→ **About this task**
Your answer must be a single number: how many lines in the records include the word "generic".

Records from a data source
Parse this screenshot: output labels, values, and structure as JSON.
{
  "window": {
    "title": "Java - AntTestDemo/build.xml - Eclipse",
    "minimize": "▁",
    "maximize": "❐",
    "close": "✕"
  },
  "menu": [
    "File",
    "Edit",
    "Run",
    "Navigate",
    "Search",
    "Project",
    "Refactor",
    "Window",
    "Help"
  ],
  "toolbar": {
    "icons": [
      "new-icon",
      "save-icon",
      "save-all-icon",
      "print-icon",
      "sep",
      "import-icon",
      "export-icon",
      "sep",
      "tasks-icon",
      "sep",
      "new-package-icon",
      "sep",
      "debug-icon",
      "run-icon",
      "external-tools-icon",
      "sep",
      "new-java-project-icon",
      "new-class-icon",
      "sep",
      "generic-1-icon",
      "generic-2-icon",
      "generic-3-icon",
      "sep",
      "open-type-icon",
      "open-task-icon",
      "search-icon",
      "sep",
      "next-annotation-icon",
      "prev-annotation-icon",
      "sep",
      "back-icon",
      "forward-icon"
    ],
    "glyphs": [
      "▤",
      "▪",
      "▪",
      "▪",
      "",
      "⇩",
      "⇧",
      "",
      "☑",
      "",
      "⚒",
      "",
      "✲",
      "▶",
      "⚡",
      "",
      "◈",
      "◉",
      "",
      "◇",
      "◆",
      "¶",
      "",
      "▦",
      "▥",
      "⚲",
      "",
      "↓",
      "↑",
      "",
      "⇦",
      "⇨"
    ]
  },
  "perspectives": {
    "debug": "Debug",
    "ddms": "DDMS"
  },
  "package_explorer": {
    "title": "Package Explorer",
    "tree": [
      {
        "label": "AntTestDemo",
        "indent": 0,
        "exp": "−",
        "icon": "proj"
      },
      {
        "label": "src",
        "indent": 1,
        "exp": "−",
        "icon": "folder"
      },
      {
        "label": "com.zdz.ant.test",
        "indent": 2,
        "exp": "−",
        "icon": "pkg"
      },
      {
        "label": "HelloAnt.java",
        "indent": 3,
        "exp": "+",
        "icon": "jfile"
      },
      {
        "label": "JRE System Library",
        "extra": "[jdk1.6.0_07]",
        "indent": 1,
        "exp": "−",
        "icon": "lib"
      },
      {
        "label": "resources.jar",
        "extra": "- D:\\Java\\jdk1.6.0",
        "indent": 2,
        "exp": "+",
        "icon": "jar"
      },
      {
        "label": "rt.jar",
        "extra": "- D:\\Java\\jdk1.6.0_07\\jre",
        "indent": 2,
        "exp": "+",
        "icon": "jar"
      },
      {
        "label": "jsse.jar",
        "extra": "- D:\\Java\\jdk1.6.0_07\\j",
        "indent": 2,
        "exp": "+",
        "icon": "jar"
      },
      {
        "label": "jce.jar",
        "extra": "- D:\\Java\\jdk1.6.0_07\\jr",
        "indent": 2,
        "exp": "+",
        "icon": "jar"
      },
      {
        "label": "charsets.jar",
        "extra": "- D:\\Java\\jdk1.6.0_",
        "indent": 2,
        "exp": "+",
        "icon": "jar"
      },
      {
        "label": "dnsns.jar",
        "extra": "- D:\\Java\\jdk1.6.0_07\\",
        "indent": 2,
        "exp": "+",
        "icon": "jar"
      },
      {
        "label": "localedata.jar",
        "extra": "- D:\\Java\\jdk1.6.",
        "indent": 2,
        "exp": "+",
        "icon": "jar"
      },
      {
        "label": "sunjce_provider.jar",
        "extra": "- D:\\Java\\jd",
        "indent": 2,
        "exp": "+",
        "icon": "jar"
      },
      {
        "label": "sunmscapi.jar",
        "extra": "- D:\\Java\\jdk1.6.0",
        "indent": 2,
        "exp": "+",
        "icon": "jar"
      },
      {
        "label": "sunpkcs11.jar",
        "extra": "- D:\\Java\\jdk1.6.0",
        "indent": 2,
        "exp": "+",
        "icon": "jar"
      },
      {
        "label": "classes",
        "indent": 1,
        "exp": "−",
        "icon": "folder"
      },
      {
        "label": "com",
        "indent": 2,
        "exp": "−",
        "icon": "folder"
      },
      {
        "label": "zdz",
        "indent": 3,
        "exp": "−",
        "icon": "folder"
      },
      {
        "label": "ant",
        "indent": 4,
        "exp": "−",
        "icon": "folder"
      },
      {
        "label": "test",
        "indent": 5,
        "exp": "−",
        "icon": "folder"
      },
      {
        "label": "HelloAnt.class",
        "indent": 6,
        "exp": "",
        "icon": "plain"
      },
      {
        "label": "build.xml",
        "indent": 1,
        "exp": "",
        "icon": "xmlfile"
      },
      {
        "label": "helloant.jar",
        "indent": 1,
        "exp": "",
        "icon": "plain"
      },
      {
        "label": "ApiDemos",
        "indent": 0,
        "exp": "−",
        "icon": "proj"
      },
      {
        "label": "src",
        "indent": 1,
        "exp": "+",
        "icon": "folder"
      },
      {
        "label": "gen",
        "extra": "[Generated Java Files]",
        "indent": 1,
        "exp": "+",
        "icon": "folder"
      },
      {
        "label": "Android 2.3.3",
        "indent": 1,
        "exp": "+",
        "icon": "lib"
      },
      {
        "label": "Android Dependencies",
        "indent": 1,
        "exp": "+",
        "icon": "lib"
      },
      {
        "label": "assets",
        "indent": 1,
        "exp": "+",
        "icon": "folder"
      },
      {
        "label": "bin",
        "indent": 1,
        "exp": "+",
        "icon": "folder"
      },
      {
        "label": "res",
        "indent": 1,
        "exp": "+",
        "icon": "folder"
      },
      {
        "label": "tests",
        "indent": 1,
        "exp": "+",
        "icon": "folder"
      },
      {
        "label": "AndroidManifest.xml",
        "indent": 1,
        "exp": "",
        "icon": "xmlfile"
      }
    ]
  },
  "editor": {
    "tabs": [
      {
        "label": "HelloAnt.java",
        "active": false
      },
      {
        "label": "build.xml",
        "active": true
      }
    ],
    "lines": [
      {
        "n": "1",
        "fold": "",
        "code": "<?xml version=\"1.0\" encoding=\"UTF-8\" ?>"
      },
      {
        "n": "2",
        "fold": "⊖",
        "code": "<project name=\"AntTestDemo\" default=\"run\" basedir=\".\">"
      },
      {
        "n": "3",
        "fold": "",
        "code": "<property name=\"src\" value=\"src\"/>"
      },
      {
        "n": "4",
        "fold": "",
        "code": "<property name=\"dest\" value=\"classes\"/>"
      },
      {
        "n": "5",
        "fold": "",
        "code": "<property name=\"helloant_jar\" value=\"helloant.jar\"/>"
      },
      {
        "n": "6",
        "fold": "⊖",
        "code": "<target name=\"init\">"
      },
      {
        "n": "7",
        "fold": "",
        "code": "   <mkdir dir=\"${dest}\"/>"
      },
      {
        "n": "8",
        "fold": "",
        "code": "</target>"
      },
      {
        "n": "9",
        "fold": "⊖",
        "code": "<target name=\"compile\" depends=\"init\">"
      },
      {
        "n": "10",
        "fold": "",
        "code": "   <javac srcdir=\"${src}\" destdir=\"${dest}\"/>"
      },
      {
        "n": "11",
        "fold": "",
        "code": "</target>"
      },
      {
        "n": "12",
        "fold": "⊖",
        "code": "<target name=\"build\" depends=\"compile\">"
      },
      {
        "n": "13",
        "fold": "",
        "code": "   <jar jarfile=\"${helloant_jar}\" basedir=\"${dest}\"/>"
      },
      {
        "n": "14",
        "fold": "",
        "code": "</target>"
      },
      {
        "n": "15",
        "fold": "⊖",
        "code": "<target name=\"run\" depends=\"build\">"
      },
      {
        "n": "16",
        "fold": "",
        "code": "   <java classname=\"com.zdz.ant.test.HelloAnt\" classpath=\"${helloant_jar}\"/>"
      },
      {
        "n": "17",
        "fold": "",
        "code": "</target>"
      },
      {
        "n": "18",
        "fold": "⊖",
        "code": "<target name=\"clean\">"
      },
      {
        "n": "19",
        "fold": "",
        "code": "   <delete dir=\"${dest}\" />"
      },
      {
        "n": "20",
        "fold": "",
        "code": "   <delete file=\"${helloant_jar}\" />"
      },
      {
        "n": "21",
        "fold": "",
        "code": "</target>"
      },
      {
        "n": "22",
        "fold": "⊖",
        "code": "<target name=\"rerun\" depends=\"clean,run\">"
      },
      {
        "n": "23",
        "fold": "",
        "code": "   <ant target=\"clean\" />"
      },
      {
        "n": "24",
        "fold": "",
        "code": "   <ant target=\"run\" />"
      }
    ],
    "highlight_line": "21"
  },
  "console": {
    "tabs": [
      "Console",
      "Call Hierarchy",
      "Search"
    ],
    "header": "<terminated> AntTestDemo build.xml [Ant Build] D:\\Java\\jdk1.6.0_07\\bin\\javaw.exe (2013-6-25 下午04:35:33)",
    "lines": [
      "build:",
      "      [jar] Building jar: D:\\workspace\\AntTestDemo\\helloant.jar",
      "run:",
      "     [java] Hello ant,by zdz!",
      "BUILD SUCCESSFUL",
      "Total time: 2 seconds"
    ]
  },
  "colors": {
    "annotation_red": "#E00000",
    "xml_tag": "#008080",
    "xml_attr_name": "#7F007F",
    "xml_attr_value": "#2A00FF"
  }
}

→ **Response**
3